▸ **WHAT THIS TASK INVOLVES**
If a line in the records below contains "name", copy that line.

____

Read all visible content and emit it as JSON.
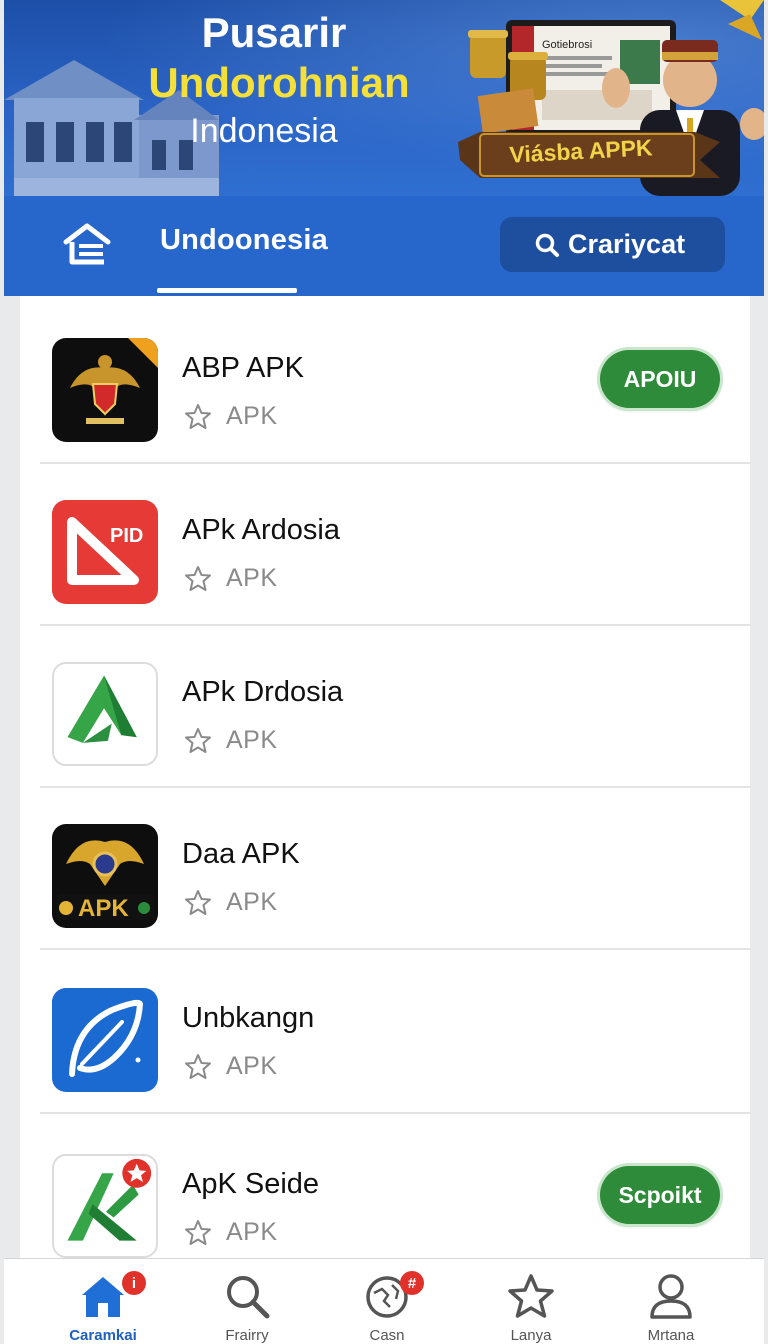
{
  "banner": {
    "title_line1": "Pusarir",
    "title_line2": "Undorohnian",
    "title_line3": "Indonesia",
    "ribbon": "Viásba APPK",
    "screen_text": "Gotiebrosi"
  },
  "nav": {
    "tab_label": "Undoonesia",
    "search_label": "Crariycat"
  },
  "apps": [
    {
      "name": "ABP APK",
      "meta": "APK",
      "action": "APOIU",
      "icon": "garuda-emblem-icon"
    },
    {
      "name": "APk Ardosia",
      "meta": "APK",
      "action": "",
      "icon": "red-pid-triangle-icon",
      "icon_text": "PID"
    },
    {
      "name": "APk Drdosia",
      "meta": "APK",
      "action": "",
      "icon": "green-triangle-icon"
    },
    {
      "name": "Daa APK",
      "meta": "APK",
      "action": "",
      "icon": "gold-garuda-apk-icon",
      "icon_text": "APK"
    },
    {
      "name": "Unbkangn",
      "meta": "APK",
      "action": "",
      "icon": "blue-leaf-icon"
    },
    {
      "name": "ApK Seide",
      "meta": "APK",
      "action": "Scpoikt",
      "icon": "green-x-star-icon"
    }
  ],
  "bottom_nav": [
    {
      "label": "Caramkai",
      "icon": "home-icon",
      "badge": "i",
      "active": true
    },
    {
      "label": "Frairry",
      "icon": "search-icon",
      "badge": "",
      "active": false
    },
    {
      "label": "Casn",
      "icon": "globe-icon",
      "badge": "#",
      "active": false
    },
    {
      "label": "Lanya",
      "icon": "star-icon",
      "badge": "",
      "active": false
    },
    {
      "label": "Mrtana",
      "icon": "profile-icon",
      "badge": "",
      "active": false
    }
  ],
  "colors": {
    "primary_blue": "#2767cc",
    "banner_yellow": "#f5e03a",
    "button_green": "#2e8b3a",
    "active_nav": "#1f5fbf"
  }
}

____

▸ **ANSWER AREA**
      "name": "ABP APK",
      "name": "APk Ardosia",
      "name": "APk Drdosia",
      "name": "Daa APK",
      "name": "Unbkangn",
      "name": "ApK Seide",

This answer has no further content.